(Data records for software interfaces)
◇ ◇ ◇ ◇ ◇

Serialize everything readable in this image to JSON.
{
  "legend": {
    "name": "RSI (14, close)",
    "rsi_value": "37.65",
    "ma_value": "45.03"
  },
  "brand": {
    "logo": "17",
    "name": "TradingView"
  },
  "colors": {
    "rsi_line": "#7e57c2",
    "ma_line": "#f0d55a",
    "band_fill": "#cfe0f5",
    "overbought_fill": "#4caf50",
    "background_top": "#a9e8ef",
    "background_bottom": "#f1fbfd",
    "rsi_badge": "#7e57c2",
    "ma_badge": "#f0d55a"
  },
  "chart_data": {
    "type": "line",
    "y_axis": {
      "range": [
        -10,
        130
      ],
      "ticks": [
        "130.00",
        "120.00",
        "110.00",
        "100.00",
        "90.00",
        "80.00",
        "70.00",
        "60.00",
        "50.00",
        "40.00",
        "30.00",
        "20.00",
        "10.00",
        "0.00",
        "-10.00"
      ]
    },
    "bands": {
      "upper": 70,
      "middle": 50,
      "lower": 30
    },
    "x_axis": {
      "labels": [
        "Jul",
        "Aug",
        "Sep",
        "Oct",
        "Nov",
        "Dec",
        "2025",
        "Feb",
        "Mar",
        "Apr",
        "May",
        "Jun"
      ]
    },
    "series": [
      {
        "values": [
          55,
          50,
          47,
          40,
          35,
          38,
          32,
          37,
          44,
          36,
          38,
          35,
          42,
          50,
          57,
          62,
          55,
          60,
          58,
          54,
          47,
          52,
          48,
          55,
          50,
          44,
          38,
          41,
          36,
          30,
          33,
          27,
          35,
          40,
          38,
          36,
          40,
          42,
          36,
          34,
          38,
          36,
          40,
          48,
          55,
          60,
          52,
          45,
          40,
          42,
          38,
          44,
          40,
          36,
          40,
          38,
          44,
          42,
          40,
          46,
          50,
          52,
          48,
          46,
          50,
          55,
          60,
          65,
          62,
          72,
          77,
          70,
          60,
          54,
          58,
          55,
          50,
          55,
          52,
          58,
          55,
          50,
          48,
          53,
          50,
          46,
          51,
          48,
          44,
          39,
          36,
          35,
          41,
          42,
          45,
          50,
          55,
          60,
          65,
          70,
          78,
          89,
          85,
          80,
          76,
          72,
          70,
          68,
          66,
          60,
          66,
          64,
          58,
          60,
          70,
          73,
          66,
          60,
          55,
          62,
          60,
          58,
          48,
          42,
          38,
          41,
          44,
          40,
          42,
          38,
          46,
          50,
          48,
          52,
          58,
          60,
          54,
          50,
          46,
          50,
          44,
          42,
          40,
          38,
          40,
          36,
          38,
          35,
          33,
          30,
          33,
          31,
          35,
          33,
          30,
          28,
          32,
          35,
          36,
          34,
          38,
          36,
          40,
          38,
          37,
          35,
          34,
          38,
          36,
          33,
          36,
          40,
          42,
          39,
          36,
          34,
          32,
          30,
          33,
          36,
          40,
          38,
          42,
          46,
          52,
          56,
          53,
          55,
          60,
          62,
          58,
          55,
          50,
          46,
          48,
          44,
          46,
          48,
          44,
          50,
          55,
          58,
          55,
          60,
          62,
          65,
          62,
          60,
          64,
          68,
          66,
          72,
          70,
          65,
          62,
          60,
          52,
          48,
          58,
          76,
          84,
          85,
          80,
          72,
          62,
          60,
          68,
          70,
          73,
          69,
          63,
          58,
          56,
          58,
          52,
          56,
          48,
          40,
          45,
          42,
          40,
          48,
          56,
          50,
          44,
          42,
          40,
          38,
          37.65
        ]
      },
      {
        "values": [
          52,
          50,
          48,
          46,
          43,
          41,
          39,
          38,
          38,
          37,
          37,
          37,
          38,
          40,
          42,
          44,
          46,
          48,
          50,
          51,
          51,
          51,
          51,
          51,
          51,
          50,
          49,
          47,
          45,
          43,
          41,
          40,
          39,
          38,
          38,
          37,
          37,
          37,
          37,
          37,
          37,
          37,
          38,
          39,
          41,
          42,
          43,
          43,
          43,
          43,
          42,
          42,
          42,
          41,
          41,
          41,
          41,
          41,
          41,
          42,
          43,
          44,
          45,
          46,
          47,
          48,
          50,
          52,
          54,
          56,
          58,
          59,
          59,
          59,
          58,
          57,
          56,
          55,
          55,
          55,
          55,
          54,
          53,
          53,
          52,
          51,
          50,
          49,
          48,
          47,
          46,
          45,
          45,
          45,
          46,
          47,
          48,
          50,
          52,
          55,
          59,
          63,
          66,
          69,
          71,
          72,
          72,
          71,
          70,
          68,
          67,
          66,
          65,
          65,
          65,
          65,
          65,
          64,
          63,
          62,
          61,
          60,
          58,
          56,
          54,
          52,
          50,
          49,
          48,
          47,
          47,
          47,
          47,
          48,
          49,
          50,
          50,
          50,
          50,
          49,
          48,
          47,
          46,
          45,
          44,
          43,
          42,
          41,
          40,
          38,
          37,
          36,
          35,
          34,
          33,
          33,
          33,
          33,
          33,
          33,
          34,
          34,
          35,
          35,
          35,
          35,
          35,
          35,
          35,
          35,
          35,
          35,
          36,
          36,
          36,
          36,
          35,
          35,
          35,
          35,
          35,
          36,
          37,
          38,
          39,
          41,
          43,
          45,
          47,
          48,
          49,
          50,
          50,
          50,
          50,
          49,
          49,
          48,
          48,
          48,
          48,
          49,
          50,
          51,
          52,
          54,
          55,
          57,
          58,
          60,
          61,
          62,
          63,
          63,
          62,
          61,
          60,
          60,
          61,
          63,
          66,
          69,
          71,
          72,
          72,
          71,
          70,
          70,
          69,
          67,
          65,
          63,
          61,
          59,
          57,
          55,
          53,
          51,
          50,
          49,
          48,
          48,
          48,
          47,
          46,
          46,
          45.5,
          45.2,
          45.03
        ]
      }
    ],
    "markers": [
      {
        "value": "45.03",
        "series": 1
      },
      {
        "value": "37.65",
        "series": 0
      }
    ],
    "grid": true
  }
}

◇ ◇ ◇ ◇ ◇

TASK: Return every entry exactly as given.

WRITTEN SOLUTION:
Serialize everything readable in this image to JSON.
{
  "legend": {
    "name": "RSI (14, close)",
    "rsi_value": "37.65",
    "ma_value": "45.03"
  },
  "brand": {
    "logo": "17",
    "name": "TradingView"
  },
  "colors": {
    "rsi_line": "#7e57c2",
    "ma_line": "#f0d55a",
    "band_fill": "#cfe0f5",
    "overbought_fill": "#4caf50",
    "background_top": "#a9e8ef",
    "background_bottom": "#f1fbfd",
    "rsi_badge": "#7e57c2",
    "ma_badge": "#f0d55a"
  },
  "chart_data": {
    "type": "line",
    "y_axis": {
      "range": [
        -10,
        130
      ],
      "ticks": [
        "130.00",
        "120.00",
        "110.00",
        "100.00",
        "90.00",
        "80.00",
        "70.00",
        "60.00",
        "50.00",
        "40.00",
        "30.00",
        "20.00",
        "10.00",
        "0.00",
        "-10.00"
      ]
    },
    "bands": {
      "upper": 70,
      "middle": 50,
      "lower": 30
    },
    "x_axis": {
      "labels": [
        "Jul",
        "Aug",
        "Sep",
        "Oct",
        "Nov",
        "Dec",
        "2025",
        "Feb",
        "Mar",
        "Apr",
        "May",
        "Jun"
      ]
    },
    "series": [
      {
        "values": [
          55,
          50,
          47,
          40,
          35,
          38,
          32,
          37,
          44,
          36,
          38,
          35,
          42,
          50,
          57,
          62,
          55,
          60,
          58,
          54,
          47,
          52,
          48,
          55,
          50,
          44,
          38,
          41,
          36,
          30,
          33,
          27,
          35,
          40,
          38,
          36,
          40,
          42,
          36,
          34,
          38,
          36,
          40,
          48,
          55,
          60,
          52,
          45,
          40,
          42,
          38,
          44,
          40,
          36,
          40,
          38,
          44,
          42,
          40,
          46,
          50,
          52,
          48,
          46,
          50,
          55,
          60,
          65,
          62,
          72,
          77,
          70,
          60,
          54,
          58,
          55,
          50,
          55,
          52,
          58,
          55,
          50,
          48,
          53,
          50,
          46,
          51,
          48,
          44,
          39,
          36,
          35,
          41,
          42,
          45,
          50,
          55,
          60,
          65,
          70,
          78,
          89,
          85,
          80,
          76,
          72,
          70,
          68,
          66,
          60,
          66,
          64,
          58,
          60,
          70,
          73,
          66,
          60,
          55,
          62,
          60,
          58,
          48,
          42,
          38,
          41,
          44,
          40,
          42,
          38,
          46,
          50,
          48,
          52,
          58,
          60,
          54,
          50,
          46,
          50,
          44,
          42,
          40,
          38,
          40,
          36,
          38,
          35,
          33,
          30,
          33,
          31,
          35,
          33,
          30,
          28,
          32,
          35,
          36,
          34,
          38,
          36,
          40,
          38,
          37,
          35,
          34,
          38,
          36,
          33,
          36,
          40,
          42,
          39,
          36,
          34,
          32,
          30,
          33,
          36,
          40,
          38,
          42,
          46,
          52,
          56,
          53,
          55,
          60,
          62,
          58,
          55,
          50,
          46,
          48,
          44,
          46,
          48,
          44,
          50,
          55,
          58,
          55,
          60,
          62,
          65,
          62,
          60,
          64,
          68,
          66,
          72,
          70,
          65,
          62,
          60,
          52,
          48,
          58,
          76,
          84,
          85,
          80,
          72,
          62,
          60,
          68,
          70,
          73,
          69,
          63,
          58,
          56,
          58,
          52,
          56,
          48,
          40,
          45,
          42,
          40,
          48,
          56,
          50,
          44,
          42,
          40,
          38,
          37.65
        ]
      },
      {
        "values": [
          52,
          50,
          48,
          46,
          43,
          41,
          39,
          38,
          38,
          37,
          37,
          37,
          38,
          40,
          42,
          44,
          46,
          48,
          50,
          51,
          51,
          51,
          51,
          51,
          51,
          50,
          49,
          47,
          45,
          43,
          41,
          40,
          39,
          38,
          38,
          37,
          37,
          37,
          37,
          37,
          37,
          37,
          38,
          39,
          41,
          42,
          43,
          43,
          43,
          43,
          42,
          42,
          42,
          41,
          41,
          41,
          41,
          41,
          41,
          42,
          43,
          44,
          45,
          46,
          47,
          48,
          50,
          52,
          54,
          56,
          58,
          59,
          59,
          59,
          58,
          57,
          56,
          55,
          55,
          55,
          55,
          54,
          53,
          53,
          52,
          51,
          50,
          49,
          48,
          47,
          46,
          45,
          45,
          45,
          46,
          47,
          48,
          50,
          52,
          55,
          59,
          63,
          66,
          69,
          71,
          72,
          72,
          71,
          70,
          68,
          67,
          66,
          65,
          65,
          65,
          65,
          65,
          64,
          63,
          62,
          61,
          60,
          58,
          56,
          54,
          52,
          50,
          49,
          48,
          47,
          47,
          47,
          47,
          48,
          49,
          50,
          50,
          50,
          50,
          49,
          48,
          47,
          46,
          45,
          44,
          43,
          42,
          41,
          40,
          38,
          37,
          36,
          35,
          34,
          33,
          33,
          33,
          33,
          33,
          33,
          34,
          34,
          35,
          35,
          35,
          35,
          35,
          35,
          35,
          35,
          35,
          35,
          36,
          36,
          36,
          36,
          35,
          35,
          35,
          35,
          35,
          36,
          37,
          38,
          39,
          41,
          43,
          45,
          47,
          48,
          49,
          50,
          50,
          50,
          50,
          49,
          49,
          48,
          48,
          48,
          48,
          49,
          50,
          51,
          52,
          54,
          55,
          57,
          58,
          60,
          61,
          62,
          63,
          63,
          62,
          61,
          60,
          60,
          61,
          63,
          66,
          69,
          71,
          72,
          72,
          71,
          70,
          70,
          69,
          67,
          65,
          63,
          61,
          59,
          57,
          55,
          53,
          51,
          50,
          49,
          48,
          48,
          48,
          47,
          46,
          46,
          45.5,
          45.2,
          45.03
        ]
      }
    ],
    "markers": [
      {
        "value": "45.03",
        "series": 1
      },
      {
        "value": "37.65",
        "series": 0
      }
    ],
    "grid": true
  }
}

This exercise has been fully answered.